Research out of Dallas Uncovers Innovative Technique for Solar Panel Production
December 7, 2021
One of the barriers to rapid (and therefore lower-cost) solar panel production has historically been the length of time that flexible electronics (like solar panels) take to make. In particular, a part of the process called annealing can take several hours and significantly slow down production times.
A team at the University of Texas has come up with an innovative alternative to annealing, which dramatically reduces the time it takes to complete the annealing process. Read on to discover what photonic curing is and how it can anneal flexible electronics in a millionth of the time traditional methods take.
Faster Solar Panel Production
A key part of traditional flexible electronics production involves carefully heating the thin film to extremely high temperatures — incorrect heating can easily damage the film.
The team from the University of Texas at Dallas has been investigating the effectiveness of using light pulses that last just a millisecond during the annealing process. Known as photonic curing, the light pulses can complete the process in a fraction of the time that conventional annealing takes.
Annealing is used to change the physical properties of the thin layers that make up a flexible electronic film. Using photonic curing equipment supplied by NovaCentrix, a company that creates photonic curing equipment for use with printed metal nanoparticles, the team discovered that they could effectively cure (anneal) the two layers much faster. The metal nanoparticles that make solar panels a flexible electronic are able to cure at the same time in just microseconds.
The flexible electronic film in a solar panel consists of two thin layers. One of the layers is made of halide perovskite, which is a low-cost, high-performance solar panel material. The other is an oxide that has been shown to transport the electronic charge once it has been generated.
When the photonic curing equipment was utilized on the films, both changed in a satisfactory manner in an incredibly short period of time.
Making Renewable Energy More Accessible
One of the barriers to adopting solar energy can often be the initial price of panel installation. Using photonic curing significantly reduces solar panel production costs, helping to make them more affordable and accessible to a wider audience.
In fact, the results from this work by the University of Dallas are so good that the Department of Energy (DoE) has funded further research on creating a low-cost, high-performance solar panel from halide perovskite and oxide.
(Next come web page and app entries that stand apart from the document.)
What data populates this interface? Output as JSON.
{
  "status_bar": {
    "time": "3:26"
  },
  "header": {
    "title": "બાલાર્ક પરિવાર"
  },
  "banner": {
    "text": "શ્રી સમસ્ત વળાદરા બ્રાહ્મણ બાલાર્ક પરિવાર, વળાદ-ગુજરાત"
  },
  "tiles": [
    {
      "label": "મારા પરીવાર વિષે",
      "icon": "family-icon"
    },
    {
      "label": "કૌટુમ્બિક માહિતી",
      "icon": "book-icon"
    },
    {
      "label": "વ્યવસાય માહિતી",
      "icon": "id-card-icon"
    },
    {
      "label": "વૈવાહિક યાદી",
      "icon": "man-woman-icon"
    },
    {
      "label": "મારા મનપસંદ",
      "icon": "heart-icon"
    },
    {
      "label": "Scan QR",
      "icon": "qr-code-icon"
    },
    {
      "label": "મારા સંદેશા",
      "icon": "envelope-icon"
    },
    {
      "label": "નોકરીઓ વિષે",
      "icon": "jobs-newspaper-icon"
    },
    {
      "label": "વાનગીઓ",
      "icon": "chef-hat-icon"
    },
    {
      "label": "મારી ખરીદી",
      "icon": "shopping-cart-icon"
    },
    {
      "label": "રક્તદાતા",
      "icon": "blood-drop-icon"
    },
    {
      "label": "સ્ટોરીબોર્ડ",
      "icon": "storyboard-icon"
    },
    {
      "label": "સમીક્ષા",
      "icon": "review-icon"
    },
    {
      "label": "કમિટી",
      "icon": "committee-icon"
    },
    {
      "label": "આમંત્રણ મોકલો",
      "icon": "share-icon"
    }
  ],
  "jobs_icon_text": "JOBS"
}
Moving forward, the team will continue to work with Texas-based NovaCentrix alongside Energy Materials Corp, which specializes in manufacturing halide perovskite solar panels.
Given the necessity of adopting renewable energy sources more quickly, this innovation is a welcome step forward toward faster, and therefore cheaper, solar panel production.
Featured image via Unsplash